Norman Ramsey takes a position at the University of Illinois until he is called, because of the World War II, to work on radar at the MIT.
Norman Ramsey is Research Fellow at the Joint Institute for Laboratory Astrophysics at the University of Colorado.
Although Norman Ramsey becomes Emeritus in 1986, he remains active in physics making theoretical calculations in his office at Harvard.
Norman Ramsey serves as Brookhaven's first head of the Physics Department.
Upset by the difficulty in obtaining uniform magnetic fields, in 1949 Ramsey invents the separated oscillatory field method which obtains the desired accuracy by sending the atoms through two separate oscillating electromagnetic fields. In the following years, with his student Daniel Kleppner, Ramsey creates the atomic hydrogen maser, a microwave-emitting relative of the laser, which could measure hyperfine separations and convert it to a clock of remarkable stability.
Norman Ramsey returns to Columbia University as a Professor and Research Scientist. In 1945 Ramsey and Rabi formulate the idea for a national laboratory in the East, the Brookhaven National Laboratory on Long Island.
Norman Ramsey joins Harvard University where he establishes an active research program in molecular beam physics, particle physics, and neutron-beam physics. He becomes Higgins Professor of Physics in 1966 and Professor Emeritus in 1986. While at Harvard Ramsey invents the separated oscillatory field method and he uses it overall to study the diatomic molecules of the hydrogen. He builds also a separated oscillatory fields electric resonance apparatus and uses it to study polar molecules.

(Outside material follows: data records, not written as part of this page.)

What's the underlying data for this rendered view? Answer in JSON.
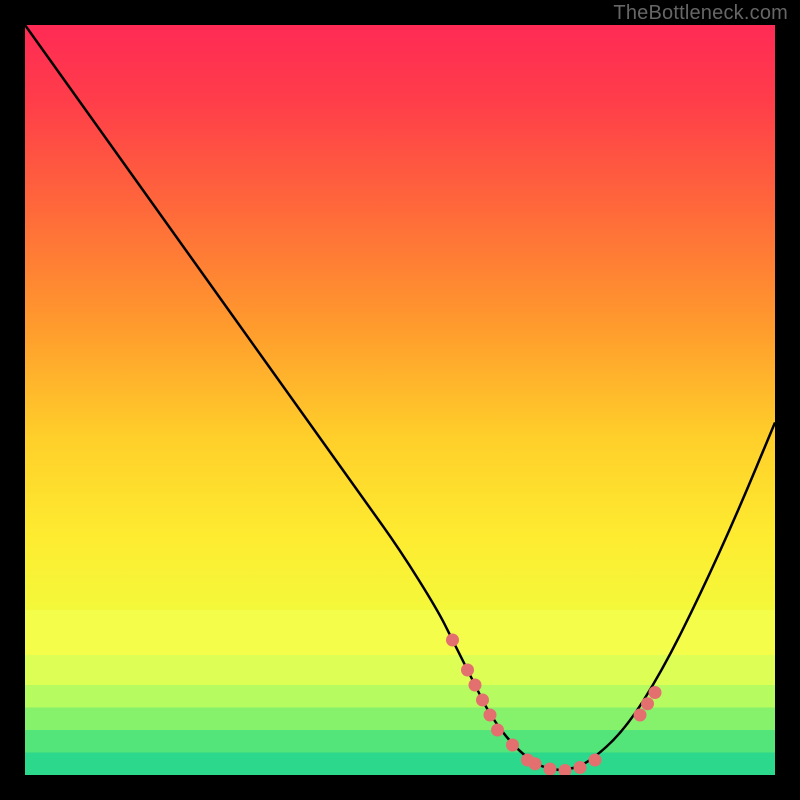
{
  "watermark": "TheBottleneck.com",
  "chart_data": {
    "type": "line",
    "title": "",
    "xlabel": "",
    "ylabel": "",
    "xlim": [
      0,
      100
    ],
    "ylim": [
      0,
      100
    ],
    "x": [
      0,
      5,
      10,
      15,
      20,
      25,
      30,
      35,
      40,
      45,
      50,
      55,
      57,
      60,
      62,
      65,
      68,
      70,
      72,
      75,
      80,
      85,
      90,
      95,
      100
    ],
    "curve_y": [
      100,
      93,
      86,
      79,
      72,
      65,
      58,
      51,
      44,
      37,
      30,
      22,
      18,
      12,
      8,
      4,
      1.5,
      0.8,
      0.6,
      1.5,
      6,
      14,
      24,
      35,
      47
    ],
    "markers": {
      "x": [
        57,
        59,
        60,
        61,
        62,
        63,
        65,
        67,
        68,
        70,
        72,
        74,
        76,
        82,
        83,
        84
      ],
      "y": [
        18,
        14,
        12,
        10,
        8,
        6,
        4,
        2,
        1.5,
        0.8,
        0.6,
        1,
        2,
        8,
        9.5,
        11
      ]
    },
    "gradient_stops": [
      {
        "offset": 0.0,
        "color": "#ff2a55"
      },
      {
        "offset": 0.1,
        "color": "#ff3d4a"
      },
      {
        "offset": 0.25,
        "color": "#ff6a3a"
      },
      {
        "offset": 0.4,
        "color": "#ff9a2d"
      },
      {
        "offset": 0.55,
        "color": "#ffcf2a"
      },
      {
        "offset": 0.68,
        "color": "#feeb30"
      },
      {
        "offset": 0.78,
        "color": "#f4f83a"
      },
      {
        "offset": 0.86,
        "color": "#e3ff55"
      },
      {
        "offset": 0.92,
        "color": "#b8ff70"
      },
      {
        "offset": 0.96,
        "color": "#7dff8a"
      },
      {
        "offset": 1.0,
        "color": "#2eff9a"
      }
    ],
    "bottom_bands": [
      {
        "from_y": 0,
        "to_y": 3,
        "color": "#2bd88c"
      },
      {
        "from_y": 3,
        "to_y": 6,
        "color": "#53e47a"
      },
      {
        "from_y": 6,
        "to_y": 9,
        "color": "#86f26b"
      },
      {
        "from_y": 9,
        "to_y": 12,
        "color": "#b6fb5f"
      },
      {
        "from_y": 12,
        "to_y": 16,
        "color": "#dcfe55"
      },
      {
        "from_y": 16,
        "to_y": 22,
        "color": "#f4fe4a"
      }
    ],
    "marker_color": "#e46f6f",
    "curve_color": "#000000"
  }
}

Norman Ramsey marries Elinor Jameson of Brooklyn, New York.
Norman Ramsey joins I.I. Rabi's molecular beam group at Columbia University. During these years Rabi invents the molecular beam magnetic resonance method and Ramsey is the first graduate student to work with him and his associates in the new field of magnetic resonance and to share in the discovery of the deuteron quadrupole moment. In 1940 Ramsey receives his Ph.D. for his studies of the rotational magnetic moments of molecules.